WARNING: This product contains nicotine.
Nicotine is an addictive chemical.


About E-Cigarettes

Health Effects of
using E-cigarettes

Scientists are still learning about the long-term health effects of e-cigarettes. Although further studies and testing should be conducted, a few facts about nicotine use have been established through research.
Highly addictive
Toxic to developing fetuses

Harmful for the brain development of adolescents and young adults

Dangerous for pregnant women and their developing babies

Aerosol is made up of cancer-causing chemicals and tiny particles that reach deep into the lungs.

Ultrafine particles that can be inhaled deep into the lungs
Flavoring such as diacetyl, a chemical linked to a serious lung disease
Volatile organic compounds
Cancer-causing chemicals
Heavy metals such as nickel, tin, and lead

Unintended Injuries

Defective e-cigarette batteries have resulted in serious injuries by exploding and causing a fire.
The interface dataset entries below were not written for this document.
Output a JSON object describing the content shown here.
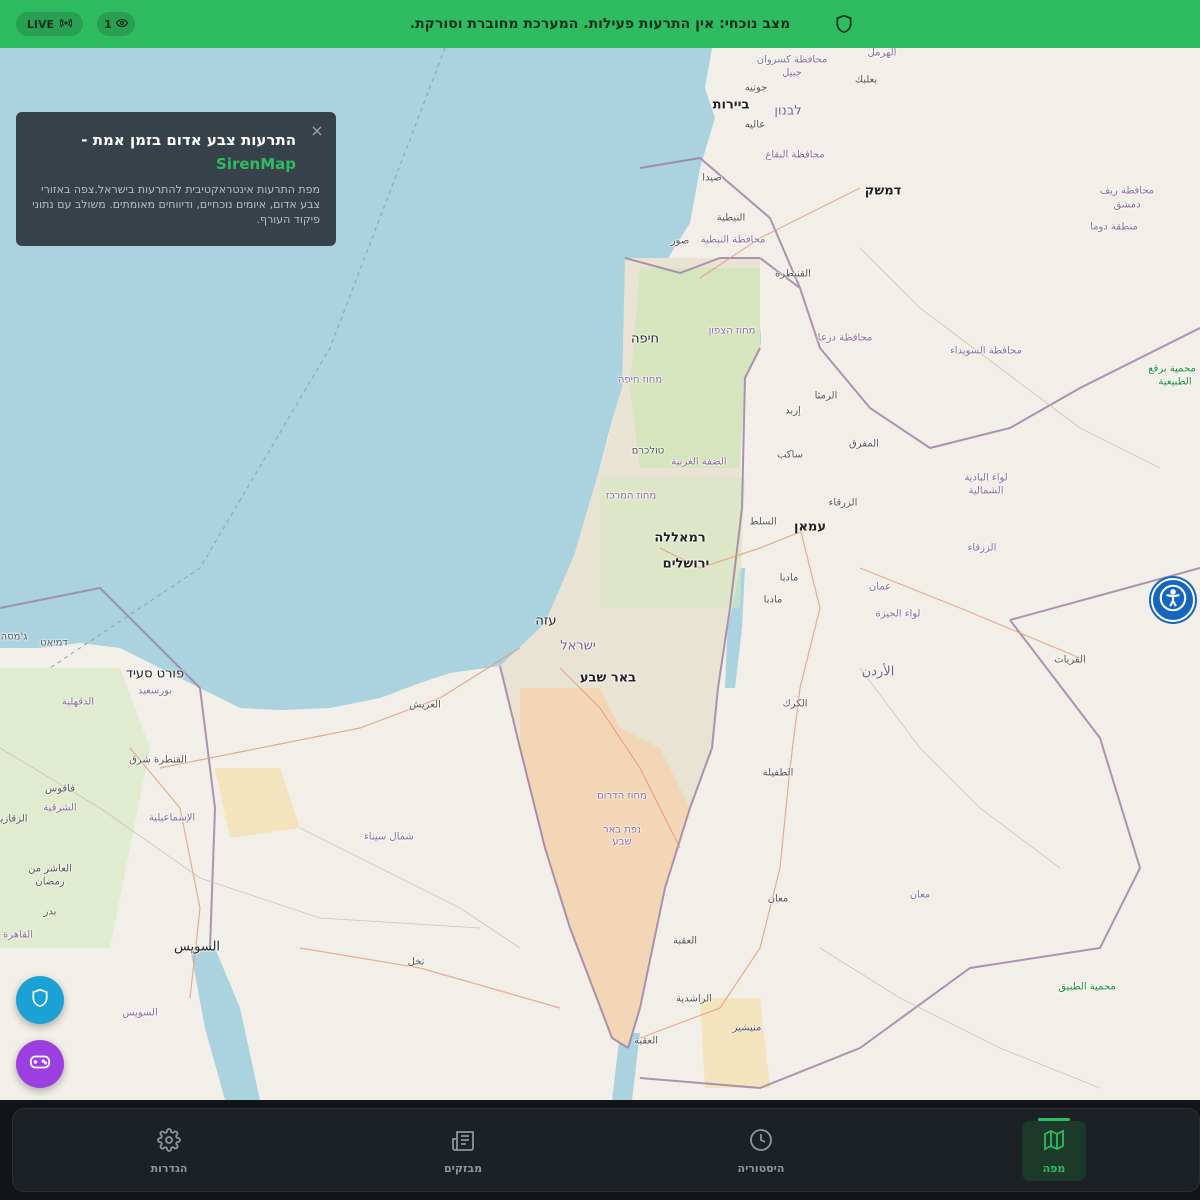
{
  "topbar": {
    "live_label": "LIVE",
    "viewers_count": "1",
    "status_text": "מצב נוכחי: אין התרעות פעילות. המערכת מחוברת וסורקת.",
    "color": "#2fbc61"
  },
  "info_card": {
    "title": "התרעות צבע אדום בזמן אמת -",
    "brand": "SirenMap",
    "description": "מפת התרעות אינטראקטיבית להתרעות בישראל.צפה באזורי צבע אדום, איומים נוכחיים, ודיווחים מאומתים. משולב עם נתוני פיקוד העורף.",
    "close_icon": "close-icon"
  },
  "map": {
    "labels": [
      {
        "text": "الهرمل",
        "cls": "region"
      },
      {
        "text": "محافظة كسروان",
        "cls": "region"
      },
      {
        "text": "جبيل",
        "cls": "region"
      },
      {
        "text": "بعلبك",
        "cls": ""
      },
      {
        "text": "جونيه",
        "cls": ""
      },
      {
        "text": "ביירות",
        "cls": "city"
      },
      {
        "text": "לבנון",
        "cls": "country"
      },
      {
        "text": "عاليه",
        "cls": ""
      },
      {
        "text": "محافظة البقاع",
        "cls": "region"
      },
      {
        "text": "صيدا",
        "cls": ""
      },
      {
        "text": "דמשק",
        "cls": "city"
      },
      {
        "text": "محافظة ريف",
        "cls": "region"
      },
      {
        "text": "دمشق",
        "cls": "region"
      },
      {
        "text": "منطقة دوما",
        "cls": "region"
      },
      {
        "text": "النبطية",
        "cls": ""
      },
      {
        "text": "صور",
        "cls": ""
      },
      {
        "text": "محافظة النبطية",
        "cls": "region"
      },
      {
        "text": "القنيطرة",
        "cls": ""
      },
      {
        "text": "מחוז הצפון",
        "cls": "region"
      },
      {
        "text": "חיפה",
        "cls": "big"
      },
      {
        "text": "محافظة درعا",
        "cls": "region"
      },
      {
        "text": "محافظة السويداء",
        "cls": "region"
      },
      {
        "text": "محمية برقع",
        "cls": "green"
      },
      {
        "text": "الطبيعية",
        "cls": "green"
      },
      {
        "text": "מחוז חיפה",
        "cls": "region"
      },
      {
        "text": "الرمثا",
        "cls": ""
      },
      {
        "text": "إربد",
        "cls": ""
      },
      {
        "text": "المفرق",
        "cls": ""
      },
      {
        "text": "טולכרם",
        "cls": ""
      },
      {
        "text": "الضفة الغربية",
        "cls": "region"
      },
      {
        "text": "ساكب",
        "cls": ""
      },
      {
        "text": "لواء البادية",
        "cls": "region"
      },
      {
        "text": "الشمالية",
        "cls": "region"
      },
      {
        "text": "מחוז המרכז",
        "cls": "region"
      },
      {
        "text": "الزرقاء",
        "cls": ""
      },
      {
        "text": "السلط",
        "cls": ""
      },
      {
        "text": "עמאן",
        "cls": "city"
      },
      {
        "text": "الزرقاء",
        "cls": "region"
      },
      {
        "text": "רמאללה",
        "cls": "city"
      },
      {
        "text": "ירושלים",
        "cls": "city"
      },
      {
        "text": "مادبا",
        "cls": ""
      },
      {
        "text": "عمان",
        "cls": "region"
      },
      {
        "text": "مادبا",
        "cls": ""
      },
      {
        "text": "لواء الجيزة",
        "cls": "region"
      },
      {
        "text": "עזה",
        "cls": "big"
      },
      {
        "text": "ישראל",
        "cls": "country"
      },
      {
        "text": "القريات",
        "cls": ""
      },
      {
        "text": "דמיאט",
        "cls": ""
      },
      {
        "text": "ג'מסה",
        "cls": ""
      },
      {
        "text": "פורט סעיד",
        "cls": "big"
      },
      {
        "text": "بورسعيد",
        "cls": "region"
      },
      {
        "text": "الأردن",
        "cls": "country"
      },
      {
        "text": "באר שבע",
        "cls": "city"
      },
      {
        "text": "الدقهلية",
        "cls": "region"
      },
      {
        "text": "العريش",
        "cls": ""
      },
      {
        "text": "الكرك",
        "cls": ""
      },
      {
        "text": "القنطرة شرق",
        "cls": ""
      },
      {
        "text": "الطفيلة",
        "cls": ""
      },
      {
        "text": "فاقوس",
        "cls": ""
      },
      {
        "text": "מחוז הדרום",
        "cls": "region"
      },
      {
        "text": "الشرقية",
        "cls": "region"
      },
      {
        "text": "الإسماعيلية",
        "cls": "region"
      },
      {
        "text": "الزقازيق",
        "cls": ""
      },
      {
        "text": "נפת באר",
        "cls": "region"
      },
      {
        "text": "שבע",
        "cls": "region"
      },
      {
        "text": "شمال سيناء",
        "cls": "region"
      },
      {
        "text": "العاشر من",
        "cls": ""
      },
      {
        "text": "رمضان",
        "cls": ""
      },
      {
        "text": "معان",
        "cls": ""
      },
      {
        "text": "معان",
        "cls": "region"
      },
      {
        "text": "بدر",
        "cls": ""
      },
      {
        "text": "القاهرة",
        "cls": "region"
      },
      {
        "text": "السويس",
        "cls": "big"
      },
      {
        "text": "العقبة",
        "cls": ""
      },
      {
        "text": "نخل",
        "cls": ""
      },
      {
        "text": "محمية الطبيق",
        "cls": "green"
      },
      {
        "text": "الراشدية",
        "cls": ""
      },
      {
        "text": "منيشير",
        "cls": ""
      },
      {
        "text": "السويس",
        "cls": "region"
      },
      {
        "text": "العقبة",
        "cls": ""
      }
    ]
  },
  "accessibility": {
    "icon": "accessibility-icon"
  },
  "fabs": {
    "shield_icon": "shield-icon",
    "game_icon": "gamepad-icon"
  },
  "nav": {
    "items": [
      {
        "label": "מפה",
        "icon": "map-icon",
        "active": true
      },
      {
        "label": "היסטוריה",
        "icon": "clock-icon",
        "active": false
      },
      {
        "label": "מבזקים",
        "icon": "newspaper-icon",
        "active": false
      },
      {
        "label": "הגדרות",
        "icon": "gear-icon",
        "active": false
      }
    ],
    "accent": "#2fbc61"
  }
}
In addition, acute nicotine exposure is toxic and has poisoned children and adults by swallowing, breathing, or absorbing e-cigarette liquid through the skin and eyes.


Most e-cigarettes contain nicotine, so their effects will reflect on the user. For more information about the risks of e-cigarettes for young people, click here.

FDA has not approved e-cigarettes as smoking aids. However, a recent CDC study found that many adults are using e-cigarettes to quit smoking.

In the United States, the youth are more likely than adults to use e-cigarettes. Among current adult e-cigarette users, the percentage who have never smoked cigarettes is highest among those aged 18–24 years (56.0%) and is lower in older age groups.

For more information about e-cigarettes, visit CDC.GOV.